On page 104a, his death looms and everyone wants to postpone this inevitability; so much so that it was decreed forbidden to even mention his demise when it actually occurred.
Deeply distressed, Rabbi’s maid ascended to the roof and prayed: “The angels desire Rabbi to join them and his students desire Rabbi to remain with them; may it be the will of God that his students may overpower the angels.” When, however, she saw how often he resorted to the toilet, painfully taking off his tefillin and putting them on again, she prayed: “May it be the will of the Almighty that the angels may overpower the students.”
And yet the students incessantly continued their prayers for him to live; so she took matters into her own hands. She carried a large jar up to the roof and threw it down to the ground with a loud crash. Startled for a moment, they ceased praying and the soul of Rabbi departed to its eternal rest.
What an amazing story of the courageous action of one woman, confounding the rabbinic elite and assisting in the mercy death of the greatest sage of the time! This story simply demanded to be addressed in visual art.
It seemed to me that the images of Heaven above would have to be contrasted with the earthly petitioners below, perhaps all in a yeshiva or beit midrash setting. Considering my own experience as a yeshiva student at Mesivta Tiferes Jerusalem on the Lower East Side of Manhattan, an urban storefront might work well to allow the viewer to look in and see the students studying and praying for the merit of their master.
A building with a second floor would allow depicting the sick Rabbi in bed in a room upstairs. So I simultaneously started sketching options and also looking for an art historical model to appropriate that would refl ect the narrative setting and transform it into something contemporary.
The tranquil peace of Hopper’s scene psychologically set the drama about to unfold.
One of Edward Hopper’s most famous images, Early Sunday Morning (1930), was perfect for this narrative. The tranquil peace of Hopper’s scene psychologically set the drama about to unfold.
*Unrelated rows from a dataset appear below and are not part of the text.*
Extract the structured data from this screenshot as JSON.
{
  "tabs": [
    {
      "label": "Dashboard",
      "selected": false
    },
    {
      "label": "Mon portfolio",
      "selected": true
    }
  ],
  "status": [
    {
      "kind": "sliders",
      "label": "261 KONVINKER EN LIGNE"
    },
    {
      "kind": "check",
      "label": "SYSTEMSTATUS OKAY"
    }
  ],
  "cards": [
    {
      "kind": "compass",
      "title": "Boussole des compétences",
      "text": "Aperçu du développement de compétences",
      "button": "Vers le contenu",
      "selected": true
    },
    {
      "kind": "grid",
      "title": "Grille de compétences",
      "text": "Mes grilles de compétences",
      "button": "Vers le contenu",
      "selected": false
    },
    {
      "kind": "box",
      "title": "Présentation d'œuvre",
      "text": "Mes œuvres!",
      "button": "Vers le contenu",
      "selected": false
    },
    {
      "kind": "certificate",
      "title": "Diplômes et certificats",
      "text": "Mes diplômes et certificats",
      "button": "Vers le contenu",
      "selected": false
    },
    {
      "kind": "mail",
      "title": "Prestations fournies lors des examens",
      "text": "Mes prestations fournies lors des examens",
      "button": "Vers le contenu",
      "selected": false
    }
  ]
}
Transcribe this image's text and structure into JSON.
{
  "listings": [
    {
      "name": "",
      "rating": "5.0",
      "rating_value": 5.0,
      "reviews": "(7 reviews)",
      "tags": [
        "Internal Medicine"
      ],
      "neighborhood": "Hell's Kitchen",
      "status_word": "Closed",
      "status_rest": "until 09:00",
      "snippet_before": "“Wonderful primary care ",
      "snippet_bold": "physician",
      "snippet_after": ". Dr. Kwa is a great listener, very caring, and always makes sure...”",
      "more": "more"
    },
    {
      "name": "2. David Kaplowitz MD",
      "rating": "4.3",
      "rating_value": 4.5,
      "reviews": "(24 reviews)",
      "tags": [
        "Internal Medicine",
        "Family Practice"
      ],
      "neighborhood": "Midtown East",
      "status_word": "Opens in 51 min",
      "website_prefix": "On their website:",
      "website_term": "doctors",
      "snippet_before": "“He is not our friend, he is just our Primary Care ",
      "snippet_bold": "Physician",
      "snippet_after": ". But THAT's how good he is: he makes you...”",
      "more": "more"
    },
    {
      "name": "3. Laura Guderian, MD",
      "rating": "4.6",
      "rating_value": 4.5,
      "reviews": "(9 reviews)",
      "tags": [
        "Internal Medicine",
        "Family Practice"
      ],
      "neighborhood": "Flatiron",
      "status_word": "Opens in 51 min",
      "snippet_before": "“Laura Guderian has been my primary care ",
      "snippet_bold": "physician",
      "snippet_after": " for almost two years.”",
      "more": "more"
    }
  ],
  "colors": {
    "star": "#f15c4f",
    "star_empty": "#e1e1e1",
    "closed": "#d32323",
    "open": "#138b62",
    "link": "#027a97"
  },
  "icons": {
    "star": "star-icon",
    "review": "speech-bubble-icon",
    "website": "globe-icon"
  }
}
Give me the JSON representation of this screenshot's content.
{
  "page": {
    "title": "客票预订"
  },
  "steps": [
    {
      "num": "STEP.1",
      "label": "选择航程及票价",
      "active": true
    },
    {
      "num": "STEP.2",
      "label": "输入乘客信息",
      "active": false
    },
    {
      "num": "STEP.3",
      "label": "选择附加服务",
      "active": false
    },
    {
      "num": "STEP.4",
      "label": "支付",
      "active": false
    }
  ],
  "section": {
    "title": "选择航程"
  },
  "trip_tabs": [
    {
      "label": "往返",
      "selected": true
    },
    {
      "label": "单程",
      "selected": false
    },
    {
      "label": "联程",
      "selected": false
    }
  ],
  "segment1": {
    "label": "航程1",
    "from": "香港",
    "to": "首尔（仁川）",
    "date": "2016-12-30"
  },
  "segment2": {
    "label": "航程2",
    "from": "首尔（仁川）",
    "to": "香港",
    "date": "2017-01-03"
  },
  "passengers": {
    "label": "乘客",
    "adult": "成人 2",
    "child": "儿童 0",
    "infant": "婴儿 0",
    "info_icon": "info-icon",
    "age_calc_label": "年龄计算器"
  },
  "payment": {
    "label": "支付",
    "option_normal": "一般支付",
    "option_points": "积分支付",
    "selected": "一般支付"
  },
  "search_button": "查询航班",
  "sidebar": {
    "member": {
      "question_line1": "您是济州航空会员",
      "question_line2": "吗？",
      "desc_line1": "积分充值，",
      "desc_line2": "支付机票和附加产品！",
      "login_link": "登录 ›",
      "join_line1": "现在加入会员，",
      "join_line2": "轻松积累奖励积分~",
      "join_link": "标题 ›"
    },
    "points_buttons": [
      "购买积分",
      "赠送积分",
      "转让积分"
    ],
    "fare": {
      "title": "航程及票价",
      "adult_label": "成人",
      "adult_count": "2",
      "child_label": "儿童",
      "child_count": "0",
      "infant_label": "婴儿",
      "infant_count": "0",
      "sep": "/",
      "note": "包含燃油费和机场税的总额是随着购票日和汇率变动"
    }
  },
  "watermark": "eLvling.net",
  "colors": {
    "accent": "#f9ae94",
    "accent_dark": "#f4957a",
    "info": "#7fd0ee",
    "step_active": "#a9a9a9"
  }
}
The talmudic story progressed relentlessly; the holy Rabbi was dying! The desperate students, those who knew him and even those who had simply heard of this great master, have gathered in the storefront yeshiva to do whatever they could to allow this eminent man to live a bit longer. All night they studied Torah in his merit and prayed to avert the inevitable death that approaches … and dawn comes, quietly and beautifully … Early Sunday Morning.
And then suddenly—this unnamed woman, a loyal maid of a holy man—takes action! The talmudic narrative driven by an antinomian feminist perspective in combination with an appropriated image guarantees instant visual recognition for an otherwise unknown subject.
Executing the painting involved multiple adjustments to the original, including the addition of an elderly couple out for a morning stroll. Turning back, they have just noticed the praying yeshiva students and the women’s minyan, unaware of the flying jug about to shatter the morning quiet.
Not surprisingly, images sometimes summon unanticipated reactions and responses. Within a year of its creation, a colleague of my daughter, Dr. Moshe Cohn, saw this painting on my website and immediately bought it, since it depicted perfectly one of the main aspects of his philosophical and practical approach to palliative care.
His rabbi, Rabbi Moshe David Tendler, a noted expert in Jewish medical ethics, frequently uses this specific talmudic passage imaged in my painting as additional textual support to his halakhic position that, in a case of someone who is dying and suffering but is prevented from dying by some agent or process, it is permissible to remove that agent to allow the person to peacefully die. Since normally Jewish law forbids any action that could hasten an individual’s death, this is not accepted by all halakhic authorities. Nonetheless Rabbi Tendler’s position emphasizes the elimination of suffering (i.e., quality of life) to be a crucial mitigating factor. Rabbi’s maid in the Talmud clearly took this merciful position and my painting firmly brings its perspective into the twenty-first century..